By carefully observing my friend Tony and his sartorial habits I was able to pull this off.
I had noticed we had the same shirt, and I caught on to the fact that this shirt seemed to make it to the top of his choices on Mondays or Tuesdays. And so with great strategy this last Monday, I finally managed to come into work dressed as Tony. These are great times on the Internal Medicine service at Kijabe Hospital. (I think I need a life!)
Its not a baby. We watched one of my favorite guilty pleasure movies the other night, The Big Year. Its about birding. Then a few days later I saw on the internet that May 4th would be a Global Big Day where people all over the world would go out and see as many birds as they could in one long day of collective effort. Our family was motivated. We saw a few, but being novices it was some work. However, it is good to put a name to some of these birds we are seeing around the neighborhood. (These are not my photos; they all came of the www.ebird.org website.)
Winner for the loudest bird. The Hadada Ibis. They always come in pairs and make a loud squawking cry when disturbed.
The most majestic. The African Harrier Hawk. The pair of them have a large 3-4 foot wide nest in a huge tree just outside our yard. They have one of the most persistent whistling cries.
The cutest. The Red-billed Firefinch. These are tiny and could easily sit on your pinkie finger.
The one that shimmers with iridescence. The White-fronted Bee-Eater
The one with the coolest nest. The Baglafecht Weaver. They make hanging nests that look like gourds. Just outside the hospital there are probably 10 nests hanging in one tree and the air is full of these birds in the morning when I walk in.
The most black and white? The Chin-spot Batis.
It can hit you hard sometimes, especially on a bike. I have only been on my bike a few times since I returned to Kenya from our Christmas in the US. Each time I go home I gain a few pounds (maybe a lot of pounds). I cannot resist Mexican food and hamburgers. But usually when I get back I drop 10 pounds just because of the setting. I had accomplished the weight gain in the last trip, but for some reason the weight loss was not following our arrival to Kijabe. I did not want to ride my bike because it is so much harder to pull this weight up the long hills. If I could just lose a few, then the bike ride would be more fun. And so I kept delaying. But last weekend a friend sent out a text saying they were going to ride Awesome Sauce, probably my favorite ride in Kijabe. I could not resist the invitation. I joined them at the local dukas, and we headed up the first steep hill by the waterfall. I began in the front, but ended the climb at the rear. I quickly came to the front in the next two downhills, but then came the next very steep climb. My heart began to beat out of my chest, the sweat of my head turned icy, and the world became smaller and less stable. I couldn’t do it. I hopped off my bike to push up the hill as I soberly realized I was not going to be able to make the ride. I called ahead to my friend who was already out of sight and said I was turning back. David graciously accompanied me on a return trip with some great downhills, but with none of the excitement of Awesome Sauce. Getting older can be great in some ways, but physically it can hit hard. There is a lesson in here somewhere. It probably is that you should exercise regularly and watch your weight.
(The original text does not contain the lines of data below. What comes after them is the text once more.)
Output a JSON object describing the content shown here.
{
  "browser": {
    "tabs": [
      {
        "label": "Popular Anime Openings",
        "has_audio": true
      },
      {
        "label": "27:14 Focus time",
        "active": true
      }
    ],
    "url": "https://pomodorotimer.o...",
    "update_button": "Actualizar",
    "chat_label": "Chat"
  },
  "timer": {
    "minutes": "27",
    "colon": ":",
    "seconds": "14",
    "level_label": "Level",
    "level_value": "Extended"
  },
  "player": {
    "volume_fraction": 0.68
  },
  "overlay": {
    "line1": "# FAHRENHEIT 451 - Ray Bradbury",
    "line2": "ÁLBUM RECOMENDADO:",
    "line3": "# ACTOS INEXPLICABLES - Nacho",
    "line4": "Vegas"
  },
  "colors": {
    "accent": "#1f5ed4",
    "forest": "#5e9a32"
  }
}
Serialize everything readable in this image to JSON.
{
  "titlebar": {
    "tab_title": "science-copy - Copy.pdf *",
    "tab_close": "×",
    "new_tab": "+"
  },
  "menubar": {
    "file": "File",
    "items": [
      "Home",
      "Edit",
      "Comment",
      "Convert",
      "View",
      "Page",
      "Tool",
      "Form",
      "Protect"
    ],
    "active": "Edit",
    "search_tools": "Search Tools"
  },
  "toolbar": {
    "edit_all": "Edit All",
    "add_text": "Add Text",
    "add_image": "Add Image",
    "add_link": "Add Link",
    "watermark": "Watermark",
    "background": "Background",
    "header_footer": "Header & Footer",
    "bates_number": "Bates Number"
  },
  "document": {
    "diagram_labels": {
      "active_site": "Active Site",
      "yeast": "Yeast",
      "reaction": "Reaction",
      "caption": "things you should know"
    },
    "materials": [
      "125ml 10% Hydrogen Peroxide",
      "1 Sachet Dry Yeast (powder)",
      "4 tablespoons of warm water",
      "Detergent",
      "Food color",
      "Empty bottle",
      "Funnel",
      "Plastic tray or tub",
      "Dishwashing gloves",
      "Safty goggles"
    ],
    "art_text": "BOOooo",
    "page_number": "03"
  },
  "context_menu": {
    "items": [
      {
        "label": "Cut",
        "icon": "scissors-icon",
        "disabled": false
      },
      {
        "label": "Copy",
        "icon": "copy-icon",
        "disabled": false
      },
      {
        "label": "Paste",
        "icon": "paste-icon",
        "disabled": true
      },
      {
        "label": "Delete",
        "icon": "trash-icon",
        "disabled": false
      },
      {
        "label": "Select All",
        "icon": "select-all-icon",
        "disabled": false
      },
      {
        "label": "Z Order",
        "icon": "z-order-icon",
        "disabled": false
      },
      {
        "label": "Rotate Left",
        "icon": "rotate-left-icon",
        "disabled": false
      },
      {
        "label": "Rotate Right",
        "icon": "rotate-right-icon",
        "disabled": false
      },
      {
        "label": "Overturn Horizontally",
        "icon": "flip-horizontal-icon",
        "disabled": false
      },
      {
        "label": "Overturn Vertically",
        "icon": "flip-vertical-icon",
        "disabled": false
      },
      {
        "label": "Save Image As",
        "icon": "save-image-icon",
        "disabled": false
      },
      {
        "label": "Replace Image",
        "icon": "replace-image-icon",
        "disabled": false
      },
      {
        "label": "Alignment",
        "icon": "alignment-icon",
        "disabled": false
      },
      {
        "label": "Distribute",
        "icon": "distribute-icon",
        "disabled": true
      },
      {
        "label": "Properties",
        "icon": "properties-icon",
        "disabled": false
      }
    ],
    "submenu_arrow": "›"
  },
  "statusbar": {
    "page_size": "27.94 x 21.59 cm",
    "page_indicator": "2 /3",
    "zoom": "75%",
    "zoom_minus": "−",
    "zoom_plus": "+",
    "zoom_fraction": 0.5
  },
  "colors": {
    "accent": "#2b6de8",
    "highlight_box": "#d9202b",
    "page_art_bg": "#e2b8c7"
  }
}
After 10 months in Kenya we finally have a car! Now we can get to know this beautiful country a little bit better. And the freedom to leave Kijabe without finding a driver . . . it is liberating! It is a 2006 Toyota Landcruiser. So Africa! The outside has some evidence of some hardships, but the engine purrs. We will add a roof rack, touch up the paint, get some new tires, and off we will go! We are coming for you Mt. Kenya!